Learning is a continual process, not only because knowledge is limitless, but the environment always changes. I think it is important to capture and consolidate what I have learnt as a trader. So I will be starting a series of “Lessons Learnt as a Trader (so far)” to do just that.
Focus on potential loss, not potential gain
It is easy to be influenced by greed. When we decide whether to do something, we evaluate based on the benefits we are potentially going to get. For e.g., we invest to get profits, if not why invest at all. In other words, we are motivated by benefits.
This is where the problem comes. I tend to evaluate stocks based on the potential gains and not the potential loss. At times, I overexposed my capital or risking more than what I should be doing by adding too many positions. All because I felt bullish about the stocks. The key is nobody can be so sure that the stock market will go up the next few days, weeks, months or years. So the correct way is to focus on how much I can afford to lose and not be swayed by greed. As long as I sized my position properly, my trading account will not be wiped out. The priority is to focus on surviving and like what teacher says, “limit the downside and the upside will take care of itself.”
[Free Ebook] How should you invest your first $20,000?
We asked 14 Singapore finance bloggers to share what they would do if they could go back in time and invest their first $20,000. They can no longer rewind time, but you can learn from their experience and hopefully start with a better footing.
Adopt a Zen approach to trading
Humans are emotional beings. Psychological tests have shown that humans found more pain in losses than the enjoyment in profits. A person is more affected by a $1 loss than a $1 gain. As in, the intensity of emotions is greater for the loss than the gain even though they are of the same magnitude. This means that greed drives us to trade the market, but we become worried about losses after we have the contracts. All these emotions entangled with trading decisions jeopardize trading profits.
It is very difficult not to be affected at all by profits and losses but it is necessary to control the emotions. I believe a Zen master will be able to trade well because he can detach his emotions. A loss is nothing personal and a gain is nothing to be cheerful about.
My personal experience is that the trades that I rushed in usually turned out bad. I tend to do better when I have more time to analsye in a relaxed state. I must learn to stay calm and not be anxious to make profits. Do not rush trades.
Lose the battle but win the war

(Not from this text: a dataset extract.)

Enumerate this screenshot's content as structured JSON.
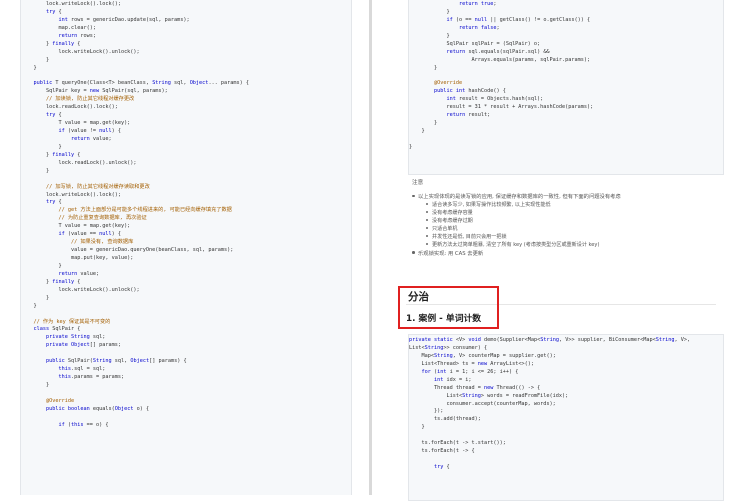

There is a need to focus the analysis on individual stocks, but a trader must have a longer horizon. That is, on the overall, is he growing his capital? He can afford to have losses along the way. The losses are acceptable as long as he has sound planning beforehand and execute accordingly, but he lost because market condition changed. This is not his fault. He lost the battle, but he has not lost the war. He must continue to focus on doing his trade properly and eventaully he will big battles and eventually the war, closing the year with good profits. To string the previous 2 points togther: a trader must approach a trade with caution, measuring the loss and risk to take, and thereafter follow as planned. If the trade turned into the loss, do not be affected emotionally, give yourself a pat if you followed your plan, and learn from it if you made a mistake. But carry on trading and fight the next battle, because you know you will win the war eventually as long as each battle is handled correctly.
On the contrary, do not boast about your 1 or 2 winning trades, because if you have not being doing the right thing, the market will punish you eventually. So what if you won the few battles but lost the war.
Almost everyone trades on retracement
This point is a tactical issue. I noticed that almost every trader trades on retracement, regardless the method used. Price must pullback before the trader will enter a trade. Even for a price breakout system that I used, I would need to wait for price pullback or retracement before entering. You will see the similarity in those who use trendline bounce as well as entries upon price touching the moving average. A trader who does not enter after a retracement risk riding a trend that may run out soon. Even if the trend continues, he only enjoys a smaller profit. The bigger risk in exchange for a smaller profit is not sound trading for the long run. The ability to identify and make trades after a valid retracement will yield big profits.